When we look at the chart, we notice that March is pushing into a narrowing triangle, as defined by the primary downtrend line dating back to early June and by the cluster of early October lows. The boundaries of this triangle are currently at around 80.50 and 76.50. A break above or below these levels would likely trigger a reaction.
The market seems to be fairly priced here. Unless the global economy deteriorates, the recent lows at 75-76 cents are likely to hold. The question is whether the market can escape the 76-80 cents sideways trend to the upside? From a fundamental point of view we currently don’t see any justification for doing that.
The market made a nice move off the lows in heavy volume today, but we have seen these flash-in-the-pan rallies before. When we take a step back and look at the chart, we notice that December has settled the last 33 sessions in a fairly tight range of just 402 points, between 76.00 and 80.02. That dates all the way back to September 18.
It’s a tough call at the moment, because the cotton market is not really in charge, but relies to a large degree on what happens in the outside markets. Speculators have been selling over 9 million bales net since early June and they may not be done yet. They are probably down to a net long of around 2.5 million bales by now, but the last time we had the threat of a recession, in early 2016, speculators went to a 4.4 million bales net short position and the market traded in the mid-50s.

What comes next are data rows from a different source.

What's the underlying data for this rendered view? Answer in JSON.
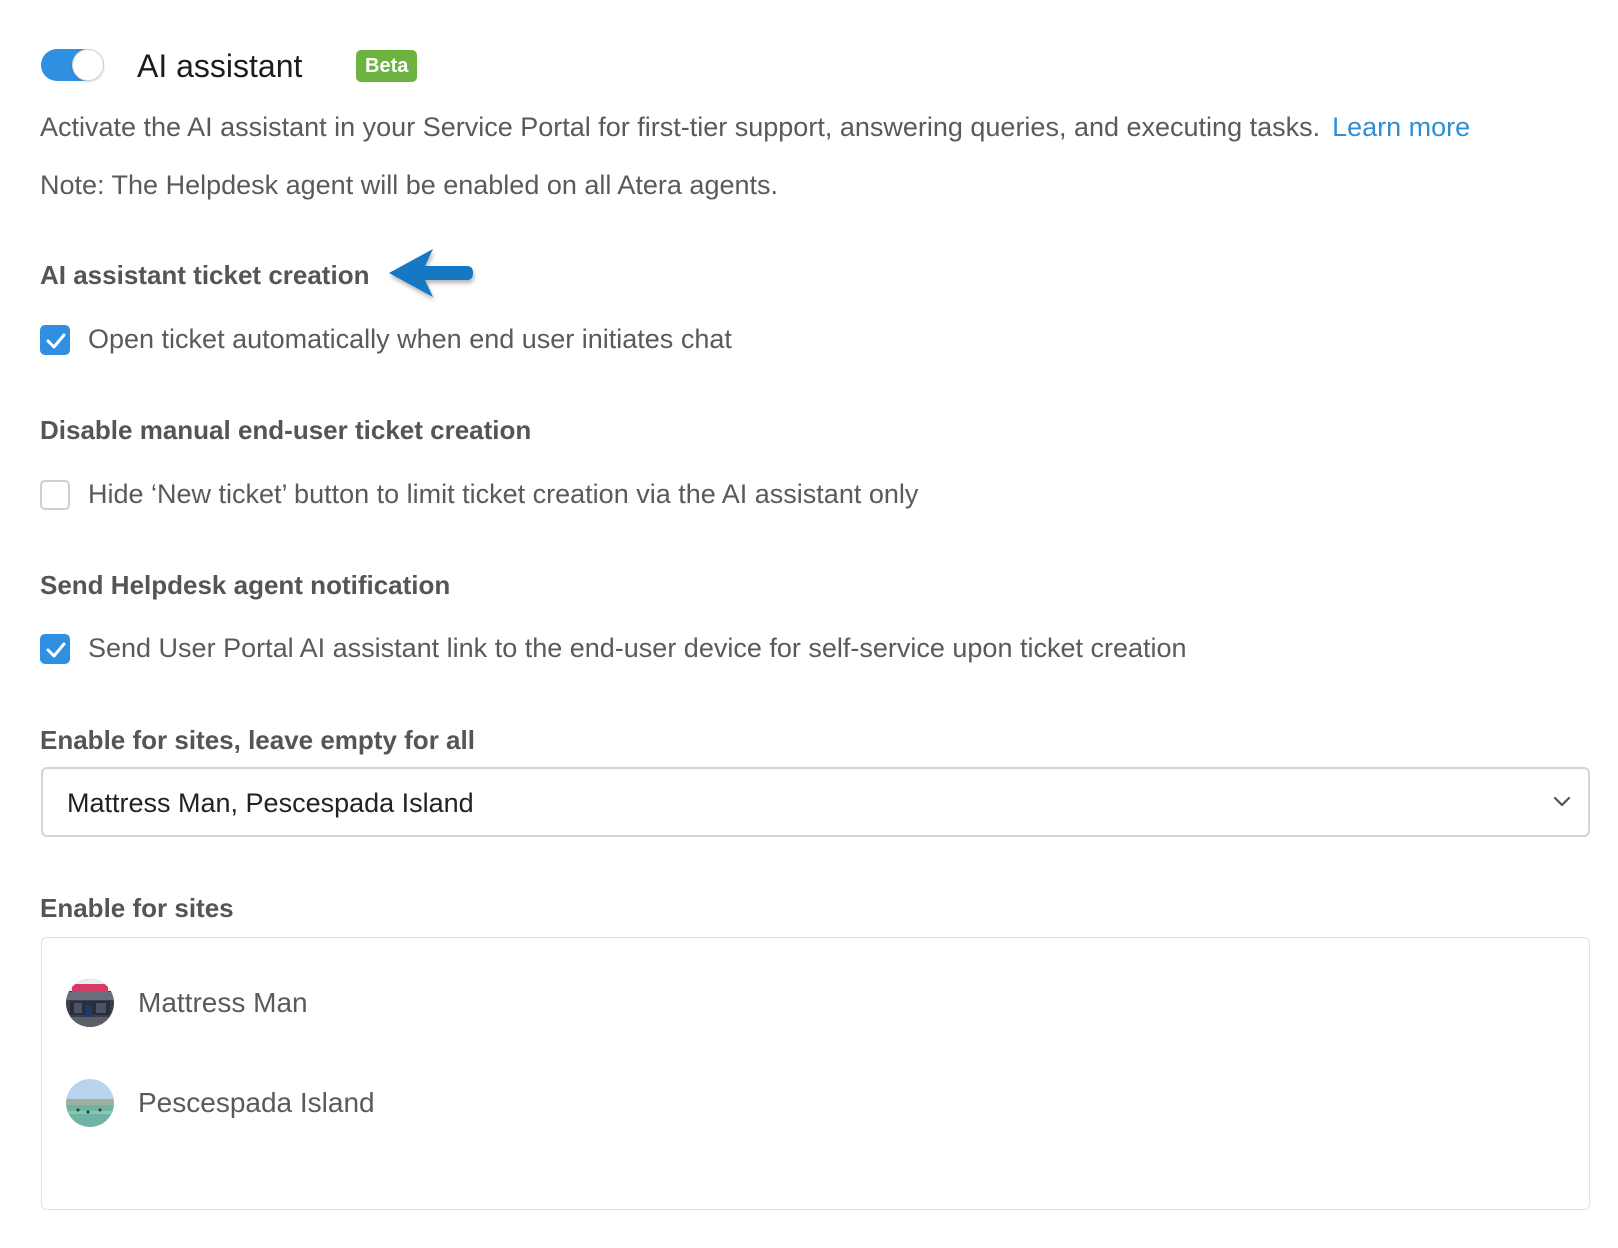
{
  "header": {
    "toggle_state": "on",
    "title": "AI assistant",
    "badge": "Beta"
  },
  "description": {
    "text": "Activate the AI assistant in your Service Portal for first-tier support, answering queries, and executing tasks.",
    "link_label": "Learn more"
  },
  "note": "Note: The Helpdesk agent will be enabled on all Atera agents.",
  "sections": {
    "ticket_creation": {
      "title": "AI assistant ticket creation",
      "option_label": "Open ticket automatically when end user initiates chat",
      "checked": true
    },
    "manual_creation": {
      "title": "Disable manual end-user ticket creation",
      "option_label": "Hide ‘New ticket’ button to limit ticket creation via the AI assistant only",
      "checked": false
    },
    "notification": {
      "title": "Send Helpdesk agent notification",
      "option_label": "Send User Portal AI assistant link to the end-user device for self-service upon ticket creation",
      "checked": true
    }
  },
  "site_select": {
    "label": "Enable for sites, leave empty for all",
    "value": "Mattress Man, Pescespada Island"
  },
  "site_list": {
    "label": "Enable for sites",
    "items": [
      {
        "name": "Mattress Man",
        "avatar": "storefront-photo"
      },
      {
        "name": "Pescespada Island",
        "avatar": "island-photo"
      }
    ]
  },
  "colors": {
    "accent": "#2f8fe0",
    "link": "#2f8fd6",
    "badge": "#6cb43f",
    "arrow": "#1477c2"
  }
}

We feel like we are in a bull market with the hand brakes on. There are plenty of reasons to be friendly, but there is this fear that something bad is going to happen on the demand side. It is as if the market was telling us ‘never mind a couple of million bales less production, mill use is going to drop by a lot more than that’. Whether trade wars, emerging market problems and stock market jitters will indeed cut into the demand side remains to be seen, but we’d rather be long than short going into the December notice period at current prices.
While the US faces losses and quality problems in the Southeast, which accounts for about a quarter of US output, the global economy is confronted with an emerging market crisis, trade disputes and as of yesterday jittery stock markets. While both developments have the potential to move the market, we feel that fear of lower mill use in the wake of all these economic problems carries the greater weight at this point, especially when it comes to speculators, who seem to turn their backs on industrial commodities.
Although this listless market seems to suffer ‘death by a thousand cuts’, as speculators are leaving the game and the cash market feels anaemic, we believe that things are going to get a lot more lively as we head into the final weeks of the December contract.